*AVAILABLE DATA:*
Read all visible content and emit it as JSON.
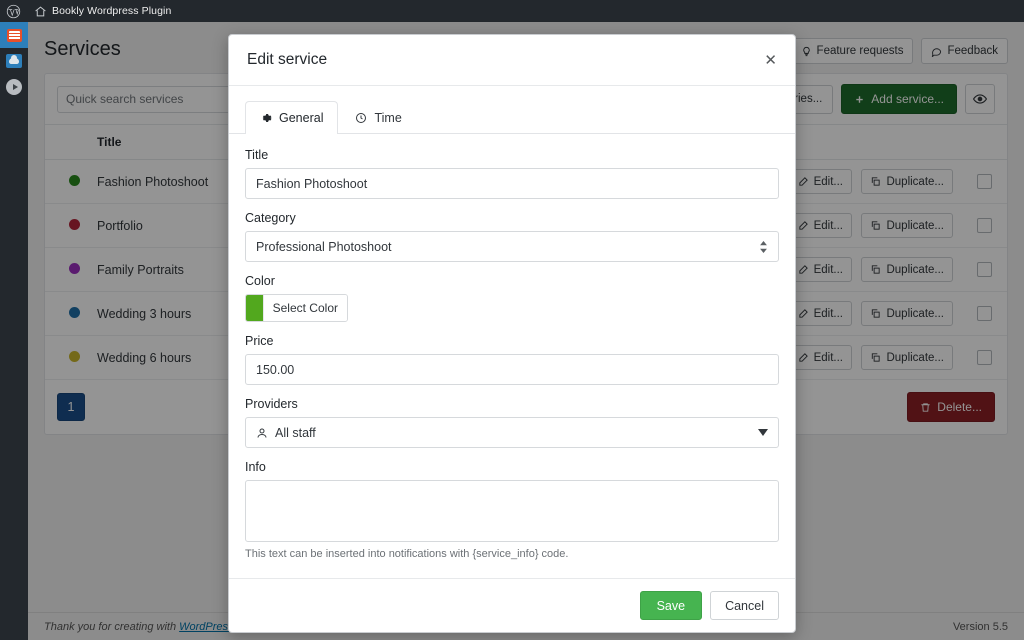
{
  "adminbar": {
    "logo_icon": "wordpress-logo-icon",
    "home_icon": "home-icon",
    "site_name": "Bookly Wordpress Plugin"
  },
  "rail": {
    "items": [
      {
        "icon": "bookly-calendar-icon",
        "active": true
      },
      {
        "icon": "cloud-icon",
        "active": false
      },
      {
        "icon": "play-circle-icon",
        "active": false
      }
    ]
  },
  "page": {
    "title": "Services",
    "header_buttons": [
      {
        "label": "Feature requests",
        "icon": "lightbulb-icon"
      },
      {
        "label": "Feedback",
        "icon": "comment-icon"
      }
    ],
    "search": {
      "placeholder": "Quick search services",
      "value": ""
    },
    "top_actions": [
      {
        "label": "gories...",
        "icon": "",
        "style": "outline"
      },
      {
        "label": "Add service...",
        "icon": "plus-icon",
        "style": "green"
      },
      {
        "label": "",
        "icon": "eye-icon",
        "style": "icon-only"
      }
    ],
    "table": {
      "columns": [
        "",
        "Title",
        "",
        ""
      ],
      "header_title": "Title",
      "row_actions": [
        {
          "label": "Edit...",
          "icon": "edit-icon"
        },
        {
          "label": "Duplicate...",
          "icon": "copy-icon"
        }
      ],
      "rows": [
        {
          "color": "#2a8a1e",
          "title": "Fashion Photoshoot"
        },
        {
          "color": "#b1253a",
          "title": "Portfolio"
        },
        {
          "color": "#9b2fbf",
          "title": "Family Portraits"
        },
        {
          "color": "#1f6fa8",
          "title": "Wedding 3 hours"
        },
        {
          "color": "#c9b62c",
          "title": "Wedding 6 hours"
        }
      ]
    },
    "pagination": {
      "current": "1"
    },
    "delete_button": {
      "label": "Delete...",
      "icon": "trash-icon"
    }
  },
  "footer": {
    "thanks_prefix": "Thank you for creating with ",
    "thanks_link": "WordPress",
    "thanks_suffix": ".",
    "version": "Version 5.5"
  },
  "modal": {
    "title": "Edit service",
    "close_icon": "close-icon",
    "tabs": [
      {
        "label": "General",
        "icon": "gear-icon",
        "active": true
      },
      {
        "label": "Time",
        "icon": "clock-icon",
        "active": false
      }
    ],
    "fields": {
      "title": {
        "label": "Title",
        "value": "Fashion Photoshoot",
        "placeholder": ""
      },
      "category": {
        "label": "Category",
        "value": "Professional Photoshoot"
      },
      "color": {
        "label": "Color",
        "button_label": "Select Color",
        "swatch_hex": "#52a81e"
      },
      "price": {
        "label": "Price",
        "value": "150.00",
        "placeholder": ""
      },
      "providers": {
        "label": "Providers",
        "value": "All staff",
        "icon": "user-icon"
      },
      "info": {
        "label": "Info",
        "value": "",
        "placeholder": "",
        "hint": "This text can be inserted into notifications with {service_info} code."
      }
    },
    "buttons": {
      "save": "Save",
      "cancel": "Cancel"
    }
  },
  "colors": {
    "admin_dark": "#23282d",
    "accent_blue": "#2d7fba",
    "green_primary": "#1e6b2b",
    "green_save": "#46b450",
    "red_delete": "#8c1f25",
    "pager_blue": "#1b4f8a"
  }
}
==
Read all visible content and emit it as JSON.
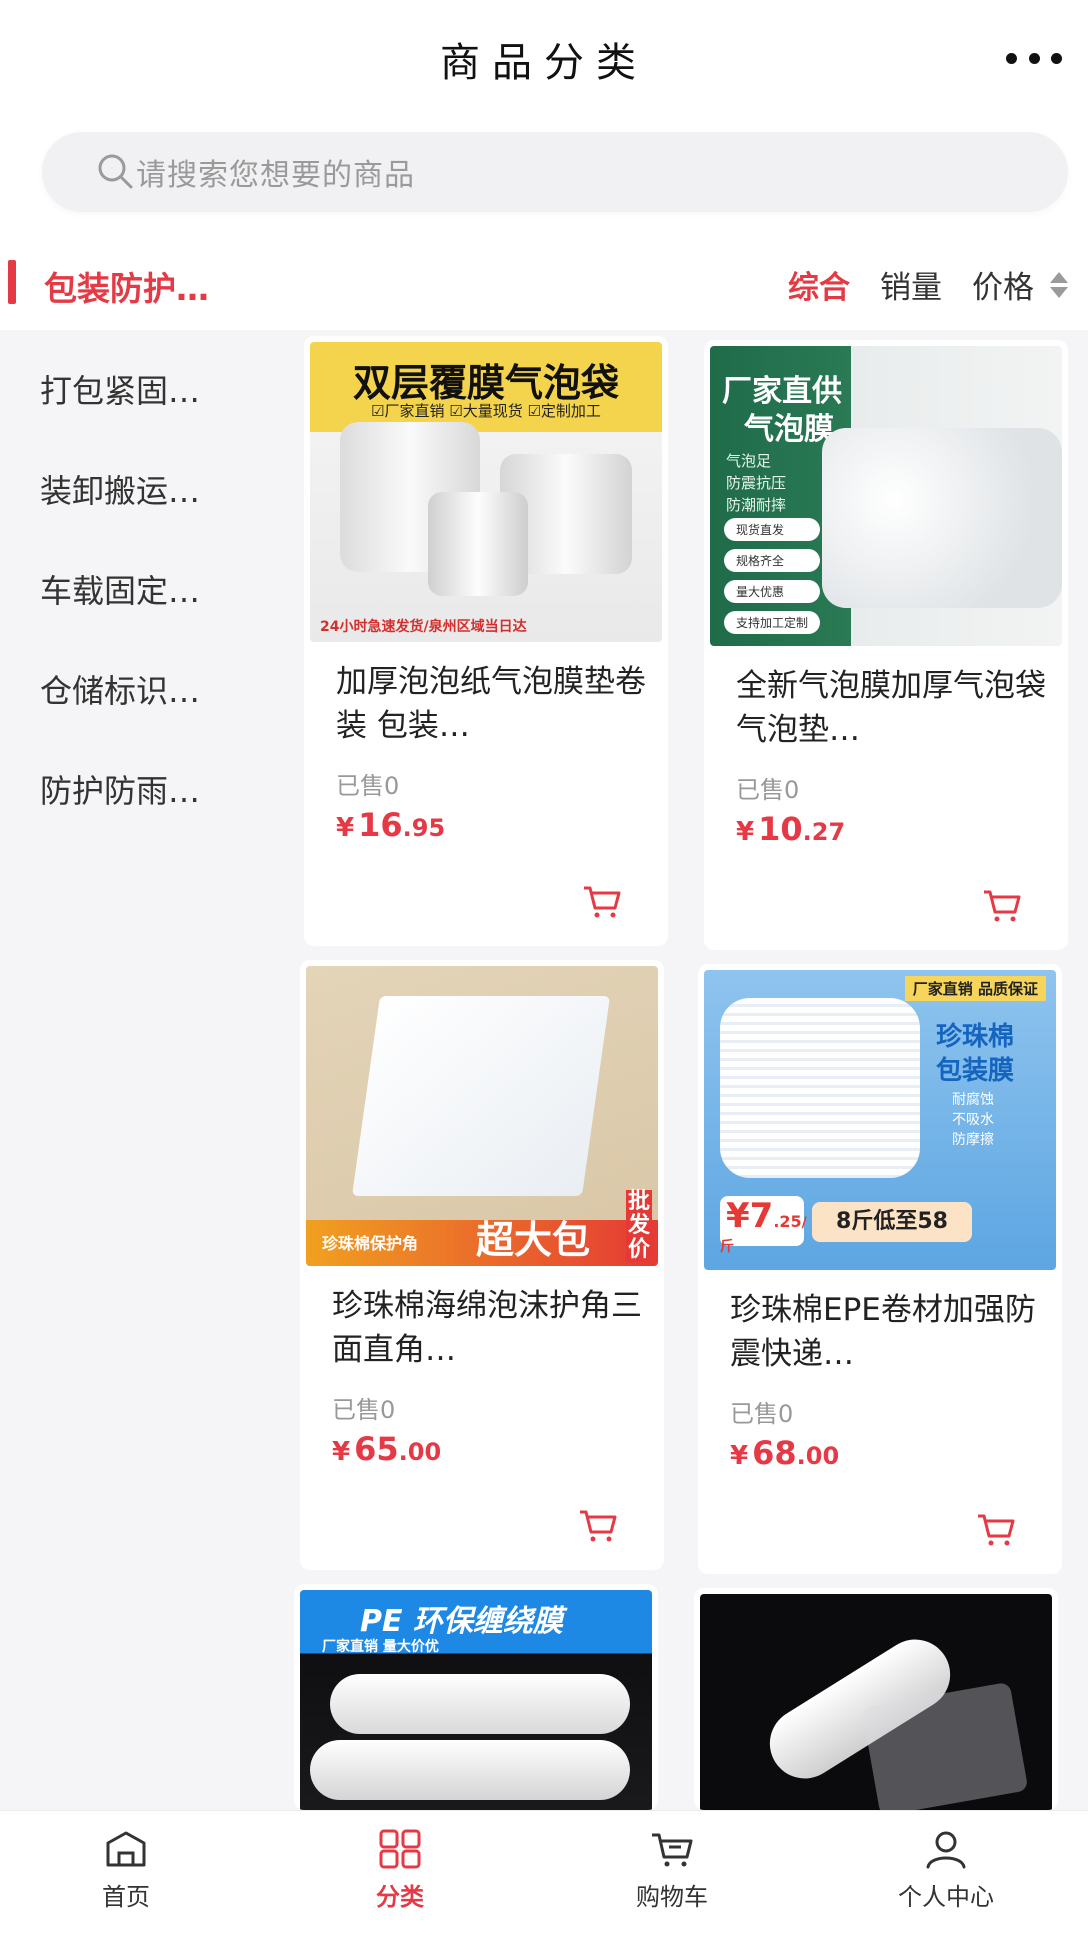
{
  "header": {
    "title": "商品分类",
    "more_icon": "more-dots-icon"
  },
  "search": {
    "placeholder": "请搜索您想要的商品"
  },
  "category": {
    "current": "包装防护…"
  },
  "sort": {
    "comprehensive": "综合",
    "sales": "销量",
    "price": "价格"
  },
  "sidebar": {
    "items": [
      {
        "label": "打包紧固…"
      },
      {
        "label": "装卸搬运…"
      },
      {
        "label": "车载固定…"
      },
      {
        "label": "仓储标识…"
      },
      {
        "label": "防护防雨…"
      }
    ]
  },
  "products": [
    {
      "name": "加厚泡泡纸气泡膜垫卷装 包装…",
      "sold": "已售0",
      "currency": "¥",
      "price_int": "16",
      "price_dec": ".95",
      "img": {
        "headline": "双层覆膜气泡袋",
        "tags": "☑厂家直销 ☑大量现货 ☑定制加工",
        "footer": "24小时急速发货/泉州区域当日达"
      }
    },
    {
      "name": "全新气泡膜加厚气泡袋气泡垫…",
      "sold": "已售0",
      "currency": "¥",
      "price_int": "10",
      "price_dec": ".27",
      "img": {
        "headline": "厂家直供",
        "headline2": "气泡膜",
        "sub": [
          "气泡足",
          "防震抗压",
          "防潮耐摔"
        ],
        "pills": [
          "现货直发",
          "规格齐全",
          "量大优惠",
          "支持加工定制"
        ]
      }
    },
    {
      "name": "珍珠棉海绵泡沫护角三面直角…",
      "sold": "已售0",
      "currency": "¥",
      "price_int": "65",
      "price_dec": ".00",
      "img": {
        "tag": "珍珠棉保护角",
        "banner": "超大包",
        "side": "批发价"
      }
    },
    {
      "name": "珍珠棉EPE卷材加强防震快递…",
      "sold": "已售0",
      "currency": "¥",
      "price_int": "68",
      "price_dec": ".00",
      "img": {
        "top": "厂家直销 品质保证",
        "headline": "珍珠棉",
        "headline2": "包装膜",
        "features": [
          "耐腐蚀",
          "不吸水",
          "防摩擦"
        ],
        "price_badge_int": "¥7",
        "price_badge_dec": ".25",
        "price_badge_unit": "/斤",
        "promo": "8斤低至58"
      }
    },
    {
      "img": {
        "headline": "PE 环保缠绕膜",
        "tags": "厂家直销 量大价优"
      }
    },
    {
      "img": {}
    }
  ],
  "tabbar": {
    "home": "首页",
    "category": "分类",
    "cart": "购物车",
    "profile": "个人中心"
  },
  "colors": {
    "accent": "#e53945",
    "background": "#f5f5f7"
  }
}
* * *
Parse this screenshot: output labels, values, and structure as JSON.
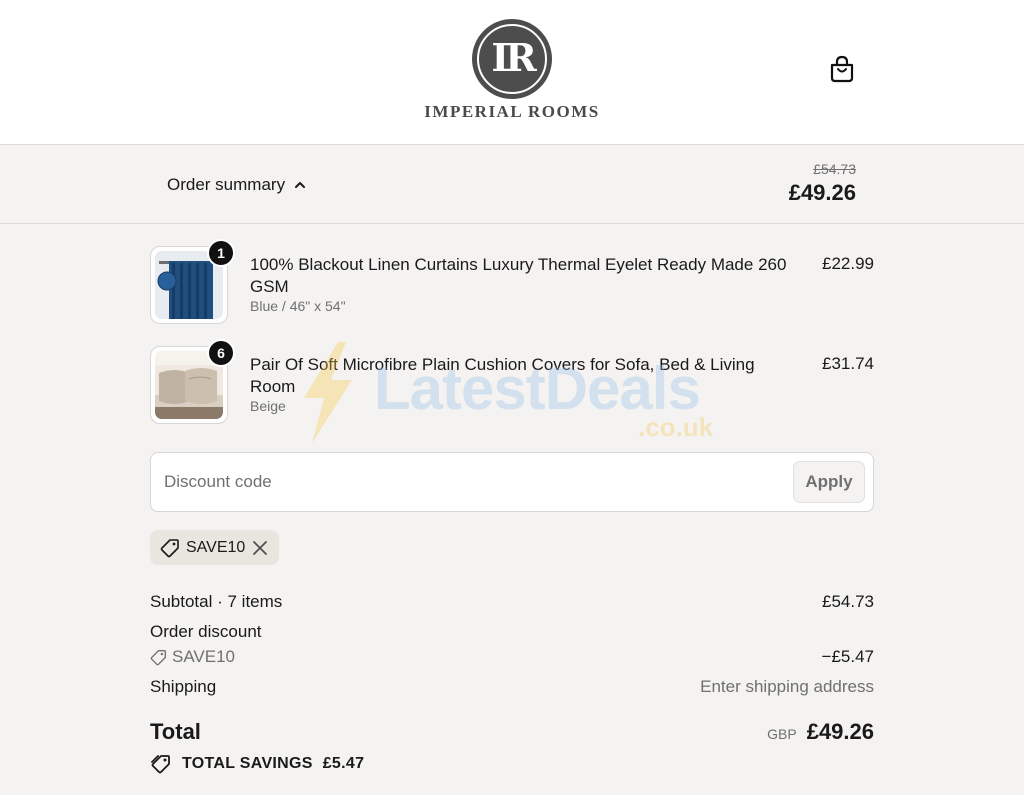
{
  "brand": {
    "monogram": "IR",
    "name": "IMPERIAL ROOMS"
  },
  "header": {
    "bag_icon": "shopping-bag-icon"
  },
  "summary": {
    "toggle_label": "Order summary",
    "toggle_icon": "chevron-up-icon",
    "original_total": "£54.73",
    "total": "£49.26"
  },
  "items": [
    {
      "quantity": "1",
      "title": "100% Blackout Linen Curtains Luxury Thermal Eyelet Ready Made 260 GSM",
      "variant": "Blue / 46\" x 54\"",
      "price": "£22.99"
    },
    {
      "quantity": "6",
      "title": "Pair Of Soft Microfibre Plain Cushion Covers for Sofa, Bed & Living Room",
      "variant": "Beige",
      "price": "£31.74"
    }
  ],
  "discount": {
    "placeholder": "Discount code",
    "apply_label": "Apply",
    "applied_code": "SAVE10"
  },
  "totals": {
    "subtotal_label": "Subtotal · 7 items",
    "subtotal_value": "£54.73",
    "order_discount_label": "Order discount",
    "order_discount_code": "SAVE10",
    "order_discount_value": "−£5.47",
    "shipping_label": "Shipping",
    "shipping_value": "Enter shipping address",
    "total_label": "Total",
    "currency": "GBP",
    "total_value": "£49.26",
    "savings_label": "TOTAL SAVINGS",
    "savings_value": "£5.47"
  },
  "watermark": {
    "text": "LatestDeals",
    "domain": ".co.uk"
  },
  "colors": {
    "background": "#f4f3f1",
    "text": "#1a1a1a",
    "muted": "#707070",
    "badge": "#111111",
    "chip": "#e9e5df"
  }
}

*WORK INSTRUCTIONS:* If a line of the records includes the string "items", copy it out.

*ANSWER SECTION:*
    "items": [
    "items": [
  "items": [
    "subtotal_label": "Subtotal · 7 items",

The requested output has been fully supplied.